As an able preacher exposes believers’ sins as a misstep with the gospel, and as he once again unfolds the hope, forgiveness, and freeing power of the gospel, non-Christians are listening in on it all. And they’re not only hearing the basics of the gospel, but are also getting a sense of what it’s like to be a Christian. They’re hearing the ongoing cycle of guilt, grace, and gratitude, which is essential to conversion and sanctification. They’re hearing the kinds of things that are expected of those who follow Christ, how they wrestle with temptation, and that the unshakable grace of God is greater than sin. Such preaching has an inherent protection from a Pollyanna gospel, which promises only peace, acceptance, and joy, since the struggle for sanctification is openly addressed. Such gospel-centric preaching also provides unbelieving listeners with an apologetic for the failings and hypocrisies of Christians they’ve known. Of course, at some point in the sermon, the preacher can more directly address the sin-sickness, pain, and rebellion of blatant unbelief (non-Christians). Then it will be useful to be more thorough and explicit about the facts of the gospel, how salvation was accomplished, and what precisely to do to receive his mercy. In all of this, the preacher has not only shown non-Christians what the gospel is and what the Christian life is like, but has also shown Christians how to talk to non-Christians about the gospel. He has also given his members a reason to invite their non-Christian friends to come next Sunday.

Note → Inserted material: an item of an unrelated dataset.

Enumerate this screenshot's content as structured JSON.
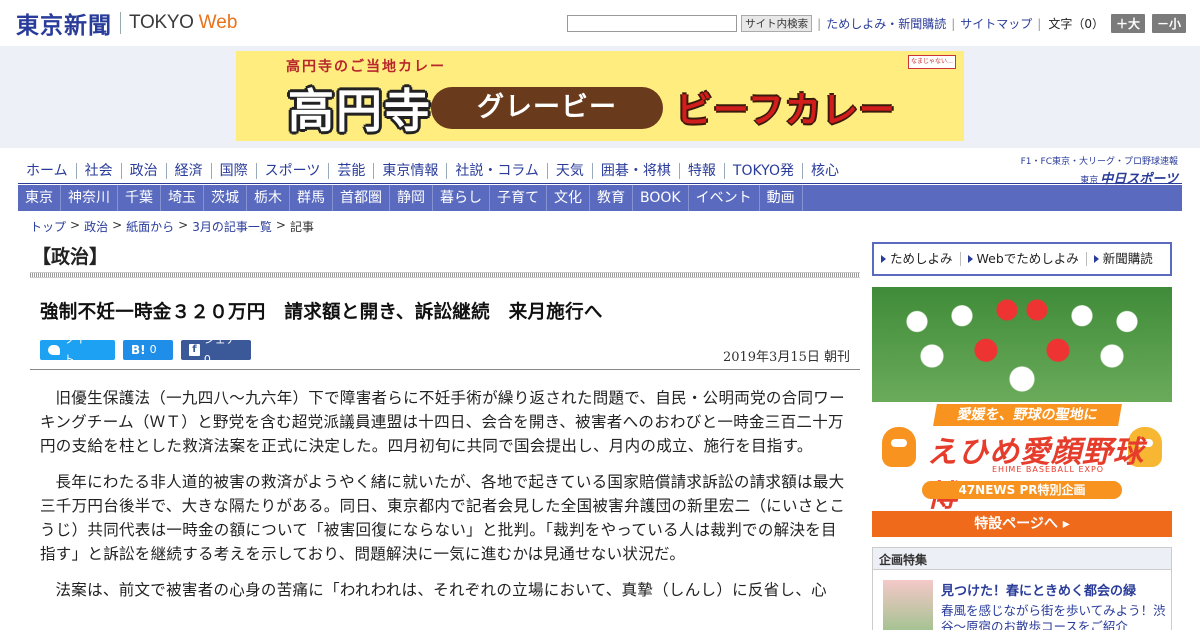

Visit The Gospel Coalition’s Blog for Ryan’s full answer. John’s question to Ryan was part of a larger series of posts on the subject of evangelism at the TGC blog. Read John Starke’s recent post clarifying the lessons he has learned about evangelism in the course of this series.